EXERCISE
Print the whole listing below exactly as given, pictures excluded.

──────── DATASET

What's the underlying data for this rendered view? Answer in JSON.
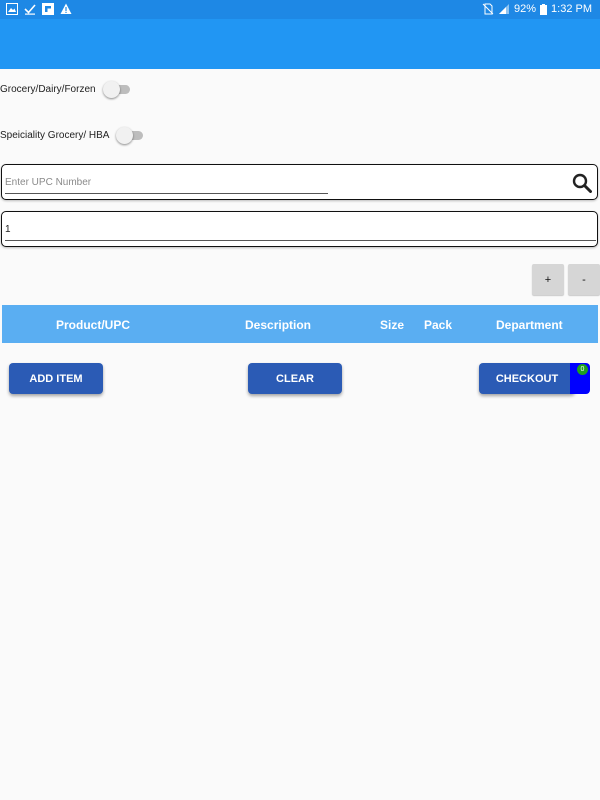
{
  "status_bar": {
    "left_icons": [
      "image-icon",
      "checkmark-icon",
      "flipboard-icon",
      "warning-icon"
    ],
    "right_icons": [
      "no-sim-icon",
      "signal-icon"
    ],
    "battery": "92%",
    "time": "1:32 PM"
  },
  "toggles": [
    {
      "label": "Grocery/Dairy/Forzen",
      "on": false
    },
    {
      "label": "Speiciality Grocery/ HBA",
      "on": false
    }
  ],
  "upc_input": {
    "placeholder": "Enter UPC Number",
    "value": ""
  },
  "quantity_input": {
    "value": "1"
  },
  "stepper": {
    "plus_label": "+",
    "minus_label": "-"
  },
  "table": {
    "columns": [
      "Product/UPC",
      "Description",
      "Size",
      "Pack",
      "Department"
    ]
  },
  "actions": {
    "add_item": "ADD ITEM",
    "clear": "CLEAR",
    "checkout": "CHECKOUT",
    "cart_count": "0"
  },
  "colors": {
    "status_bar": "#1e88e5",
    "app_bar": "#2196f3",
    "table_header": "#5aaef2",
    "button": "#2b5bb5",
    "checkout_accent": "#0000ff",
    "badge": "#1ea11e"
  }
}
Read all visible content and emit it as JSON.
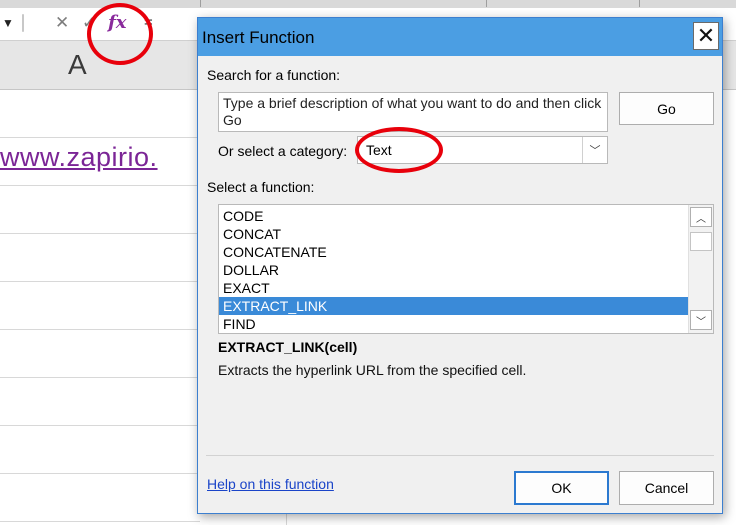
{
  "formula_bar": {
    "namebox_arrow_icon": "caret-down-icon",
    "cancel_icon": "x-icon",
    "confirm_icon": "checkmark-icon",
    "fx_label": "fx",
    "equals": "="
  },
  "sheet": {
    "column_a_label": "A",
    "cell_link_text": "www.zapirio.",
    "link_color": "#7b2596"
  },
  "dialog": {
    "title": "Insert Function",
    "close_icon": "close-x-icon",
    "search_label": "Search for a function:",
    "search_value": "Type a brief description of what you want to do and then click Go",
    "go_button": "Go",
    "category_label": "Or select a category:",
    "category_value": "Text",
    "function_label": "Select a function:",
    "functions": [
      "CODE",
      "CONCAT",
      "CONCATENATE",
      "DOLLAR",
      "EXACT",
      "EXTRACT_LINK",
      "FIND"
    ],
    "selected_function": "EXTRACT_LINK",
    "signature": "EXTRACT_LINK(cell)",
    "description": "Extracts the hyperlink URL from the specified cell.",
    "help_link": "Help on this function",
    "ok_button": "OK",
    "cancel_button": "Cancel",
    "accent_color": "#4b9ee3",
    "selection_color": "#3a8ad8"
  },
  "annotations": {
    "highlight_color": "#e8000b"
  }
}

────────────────

ANSWER SPACE
What's the underlying data for this rendered view? Answer in JSON.
{
  "status_bar": {
    "left_icons": [
      "image-icon",
      "checkmark-icon",
      "flipboard-icon",
      "warning-icon"
    ],
    "right_icons": [
      "no-sim-icon",
      "signal-icon"
    ],
    "battery": "92%",
    "time": "1:32 PM"
  },
  "toggles": [
    {
      "label": "Grocery/Dairy/Forzen",
      "on": false
    },
    {
      "label": "Speiciality Grocery/ HBA",
      "on": false
    }
  ],
  "upc_input": {
    "placeholder": "Enter UPC Number",
    "value": ""
  },
  "quantity_input": {
    "value": "1"
  },
  "stepper": {
    "plus_label": "+",
    "minus_label": "-"
  },
  "table": {
    "columns": [
      "Product/UPC",
      "Description",
      "Size",
      "Pack",
      "Department"
    ]
  },
  "actions": {
    "add_item": "ADD ITEM",
    "clear": "CLEAR",
    "checkout": "CHECKOUT",
    "cart_count": "0"
  },
  "colors": {
    "status_bar": "#1e88e5",
    "app_bar": "#2196f3",
    "table_header": "#5aaef2",
    "button": "#2b5bb5",
    "checkout_accent": "#0000ff",
    "badge": "#1ea11e"
  }
}
Read all visible content and emit it as JSON.
{
  "formula_bar": {
    "namebox_arrow_icon": "caret-down-icon",
    "cancel_icon": "x-icon",
    "confirm_icon": "checkmark-icon",
    "fx_label": "fx",
    "equals": "="
  },
  "sheet": {
    "column_a_label": "A",
    "cell_link_text": "www.zapirio.",
    "link_color": "#7b2596"
  },
  "dialog": {
    "title": "Insert Function",
    "close_icon": "close-x-icon",
    "search_label": "Search for a function:",
    "search_value": "Type a brief description of what you want to do and then click Go",
    "go_button": "Go",
    "category_label": "Or select a category:",
    "category_value": "Text",
    "function_label": "Select a function:",
    "functions": [
      "CODE",
      "CONCAT",
      "CONCATENATE",
      "DOLLAR",
      "EXACT",
      "EXTRACT_LINK",
      "FIND"
    ],
    "selected_function": "EXTRACT_LINK",
    "signature": "EXTRACT_LINK(cell)",
    "description": "Extracts the hyperlink URL from the specified cell.",
    "help_link": "Help on this function",
    "ok_button": "OK",
    "cancel_button": "Cancel",
    "accent_color": "#4b9ee3",
    "selection_color": "#3a8ad8"
  },
  "annotations": {
    "highlight_color": "#e8000b"
  }
}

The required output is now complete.